Past that point, the book went downhill for me. The case studies were very uneven. Sometimes they were interesting and insightful, other times they were obvious. I think the worst chapter in this book is the one where tries to tackle nutrition. He obviously has no interest in canine nutrition. He feeds his dogs store-bought kibble, and basically refuses to judge people on how they feed their dogs because, obviously, he hasn't taken the time to learn anything about it. He even mentions, but doesn't address people who feed their dogs a vegan diet. How can you not say anything about people who feed carnivores no meat products? I'm not saying he should have torn them a new one, but why mention it if you're not going to address it? On the contrary, he wrote with an air of conceit toward people who take their dog's nutrition into their own hands. He had an air of conceit on a lot of subjects, including holistic medicine as well. He says that he never had a problem with his vet, so why wouldn't he trust what they tell him? Well that makes sense to me, but holistic medicine isn't necessarily about competent vets, though I'm sure incompetent vets often drive dog owners to holistic medicine.

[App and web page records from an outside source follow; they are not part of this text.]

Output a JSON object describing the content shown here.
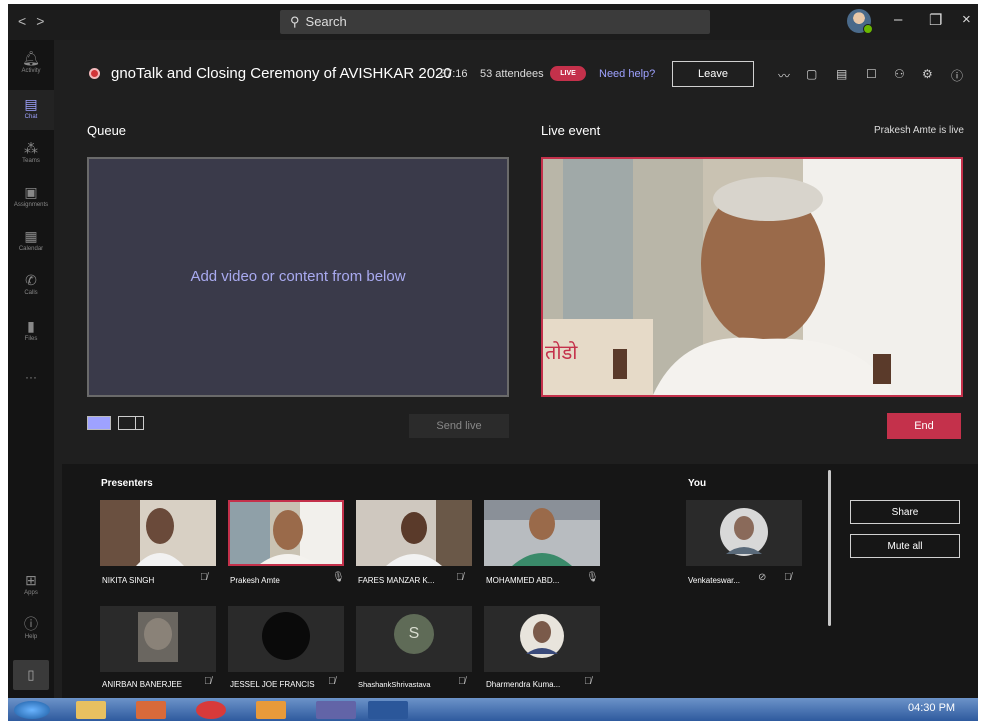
{
  "titlebar": {
    "nav_back": "<",
    "nav_forward": ">",
    "search_placeholder": "Search",
    "minimize": "–",
    "maximize": "❐",
    "close": "×"
  },
  "rail": {
    "items": [
      {
        "label": "Activity",
        "icon": "bell-icon"
      },
      {
        "label": "Chat",
        "icon": "chat-icon",
        "active": true
      },
      {
        "label": "Teams",
        "icon": "teams-icon"
      },
      {
        "label": "Assignments",
        "icon": "assignments-icon"
      },
      {
        "label": "Calendar",
        "icon": "calendar-icon"
      },
      {
        "label": "Calls",
        "icon": "phone-icon"
      },
      {
        "label": "Files",
        "icon": "file-icon"
      }
    ],
    "more": "···",
    "apps_label": "Apps",
    "help_label": "Help"
  },
  "meeting": {
    "title": "gnoTalk and Closing Ceremony of AVISHKAR 2020",
    "timer": "37:16",
    "attendees": "53 attendees",
    "live_badge": "LIVE",
    "need_help": "Need help?",
    "leave_label": "Leave"
  },
  "queue": {
    "heading": "Queue",
    "placeholder": "Add video or content from below",
    "send_live": "Send live"
  },
  "live_event": {
    "heading": "Live event",
    "status": "Prakesh Amte is live",
    "end_label": "End"
  },
  "presenters": {
    "heading": "Presenters",
    "items": [
      {
        "name": "NIKITA SINGH",
        "mic": "off"
      },
      {
        "name": "Prakesh Amte",
        "mic": "on"
      },
      {
        "name": "FARES MANZAR K...",
        "mic": "off"
      },
      {
        "name": "MOHAMMED ABD...",
        "mic": "on"
      },
      {
        "name": "ANIRBAN BANERJEE",
        "mic": "off"
      },
      {
        "name": "JESSEL JOE FRANCIS",
        "mic": "off"
      },
      {
        "name": "ShashankShrivastava",
        "mic": "off",
        "initial": "S"
      },
      {
        "name": "Dharmendra Kuma...",
        "mic": "off"
      }
    ]
  },
  "you": {
    "heading": "You",
    "name": "Venkateswar...",
    "share_label": "Share",
    "mute_all_label": "Mute all"
  },
  "taskbar": {
    "clock": "04:30 PM"
  },
  "colors": {
    "accent": "#9ea2ff",
    "live_red": "#c4314b",
    "background": "#1f1f1f"
  }
}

This book was a good read, as long as I used my own common sense to separate out the good information and advice from the bad less good. In the end all Katz is doing is encouraging the reader to observe their dog from an objective perspective and consider what's best for both of you when figuring out how to live together. He heavily promotes training and being mindful of your dog. I definitely agree with him on all those points, and I gained some good perspective after reading this book. Reading this book may give you some good perspective as well.

I would recommend this book to anyone who is interested in what they can do to better live with their dog. This is not a how-to book on training your dog. This book trains you. This book could be helpful to people who have dogs with behavioral problems and want to know how to better approach them, or to people who generally want some good ideas on raising their dog. I don't think this book is a keeper as a reference book. If your local library has it, I would recommend saving your money and getting it there. I may check out his other books another time, but for now I think my reading list is fine without them.

Update: I also want to add that anyone reading this book should not take what Katz says as gospel. If something sounds like an idea you'd like to try, do some research on it first. Some of his suggestions I found conflicted with other, more trustworthy sources, while others matched up with things I had already learned.